    **For instance, t = 10 gives 2048 in one case and 2047 in the other. But, as a comparison, our original 3^t results in the much larger 59049.

    More generally, there are many “sub-exponential” functions that are still bounded from below by an exponential function and/or might be near indistinguishable from one for large input values. These would then show a less than exponential growth in each iteration of e.g. a model of infections, but would be as bad as an exponential function in the long run. (If often a smaller exponential function than if the growth had not been sub-exponential.) One example is a combination of a larger pre-infected and non-infectious sub-population with an (originally) smaller and highly infectious sub-population, e.g. for f(t) = 10000 + 2^t. For small t, the effects might seem like trivial measurement noise or an extremely slow-moving infection, e.g. in that f(5) – f(4) = 16, a small fraction of the overall; however, a little later, we have e.g. f(20) – f(19) = 524288, which almost doubles the overall at t = 19 and dwarfs the overall at t = 0 (and e.g. t = 5).

    Then again, an exponential function is not automatically a problem, if the growth rate is sufficiently small relative the length of time. For instance, if we know that a cure will be widely available within three months then 1.1^t is much better than (the merely polynomial) 1 + t^2, no matter how much worse it would be after four months.

On a more personal note: By the time of my last text, I had managed to get hold of toilet paper (cf. an earlier text), but I might have failed again, had I arrived ten minutes later—so fast was the product moving. (And not necessarily even through hoarding at this juncture: everyone seemed to be taking one package, implying that it was likely mostly just others who were in a deficit.) However, the scarcity seems to continue and quite a few other items are (still) affected, including canned foods and frozen meals.

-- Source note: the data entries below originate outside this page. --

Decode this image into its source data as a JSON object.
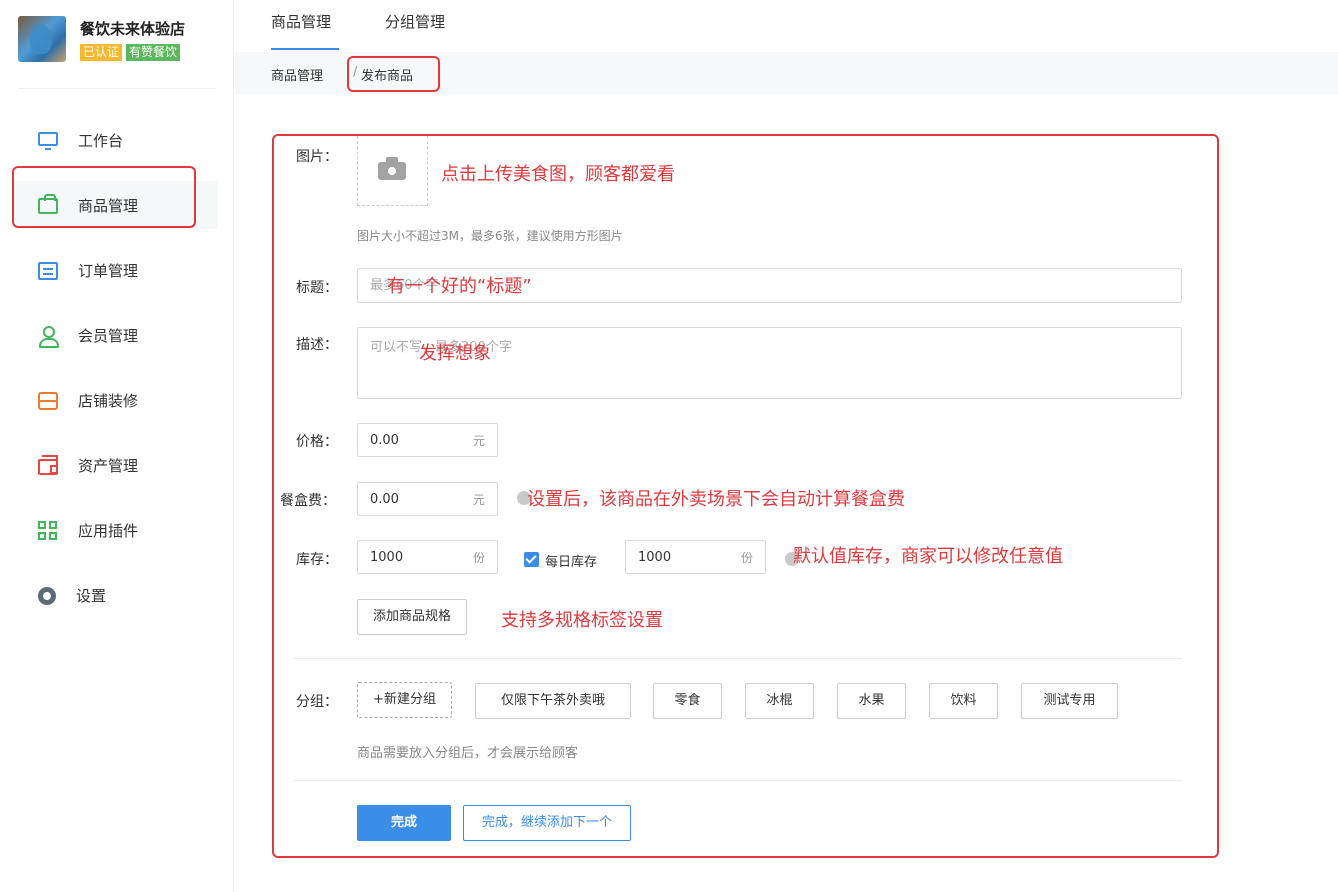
{
  "store": {
    "name": "餐饮未来体验店",
    "badges": [
      "已认证",
      "有赞餐饮"
    ]
  },
  "sidebar": {
    "items": [
      {
        "label": "工作台",
        "icon": "monitor-icon"
      },
      {
        "label": "商品管理",
        "icon": "bag-icon"
      },
      {
        "label": "订单管理",
        "icon": "order-list-icon"
      },
      {
        "label": "会员管理",
        "icon": "user-icon"
      },
      {
        "label": "店铺装修",
        "icon": "store-icon"
      },
      {
        "label": "资产管理",
        "icon": "wallet-icon"
      },
      {
        "label": "应用插件",
        "icon": "apps-icon"
      },
      {
        "label": "设置",
        "icon": "gear-icon"
      }
    ],
    "active_index": 1
  },
  "tabs": [
    {
      "label": "商品管理"
    },
    {
      "label": "分组管理"
    }
  ],
  "breadcrumb": [
    "商品管理",
    "/",
    "发布商品"
  ],
  "form": {
    "image": {
      "label": "图片：",
      "hint": "图片大小不超过3M，最多6张，建议使用方形图片",
      "note": "点击上传美食图，顾客都爱看"
    },
    "title": {
      "label": "标题：",
      "placeholder": "最多60个字",
      "note": "有一个好的“标题”"
    },
    "description": {
      "label": "描述：",
      "placeholder": "可以不写，最多200个字",
      "note": "发挥想象"
    },
    "price": {
      "label": "价格：",
      "value": "0.00",
      "unit": "元"
    },
    "box_fee": {
      "label": "餐盒费：",
      "value": "0.00",
      "unit": "元",
      "note": "设置后，该商品在外卖场景下会自动计算餐盒费"
    },
    "stock": {
      "label": "库存：",
      "value": "1000",
      "unit": "份",
      "daily_label": "每日库存",
      "daily_checked": true,
      "daily_value": "1000",
      "daily_unit": "份",
      "note": "默认值库存，商家可以修改任意值"
    },
    "spec": {
      "button": "添加商品规格",
      "note": "支持多规格标签设置"
    },
    "group": {
      "label": "分组：",
      "new_button": "+新建分组",
      "options": [
        "仅限下午茶外卖哦",
        "零食",
        "冰棍",
        "水果",
        "饮料",
        "测试专用"
      ],
      "hint": "商品需要放入分组后，才会展示给顾客"
    },
    "actions": {
      "done": "完成",
      "done_continue": "完成，继续添加下一个"
    }
  },
  "colors": {
    "accent": "#3b8ee8",
    "annotation": "#e0393e",
    "badge_yellow": "#f5b82e",
    "badge_green": "#5cb85c"
  }
}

Considering that the supply chain has had weeks to react, this is a disturbing sign for the future and any non-artificial* crisis.**

*While the supply side might have been hit by various restrictions on work and whatnot, the brunt of the problem is likely still through the unwarranted increase in demand. (And even the supply effect could be seen as artificial …) Now consider a similar situation when the supply side has been severely hit, e.g. in a war.

**Whether any blame, e.g. based on poor planing, should be attached to someone, I leave unstated—there are too many factors that I am unaware of, e.g. how large the storage buffers tend to be and to what degree e.g. farm output can be a limiter. I do note the failure to raise prices as per my earlier text, however.

Written by michaeleriksson

April 3, 2020 at 2:01 pm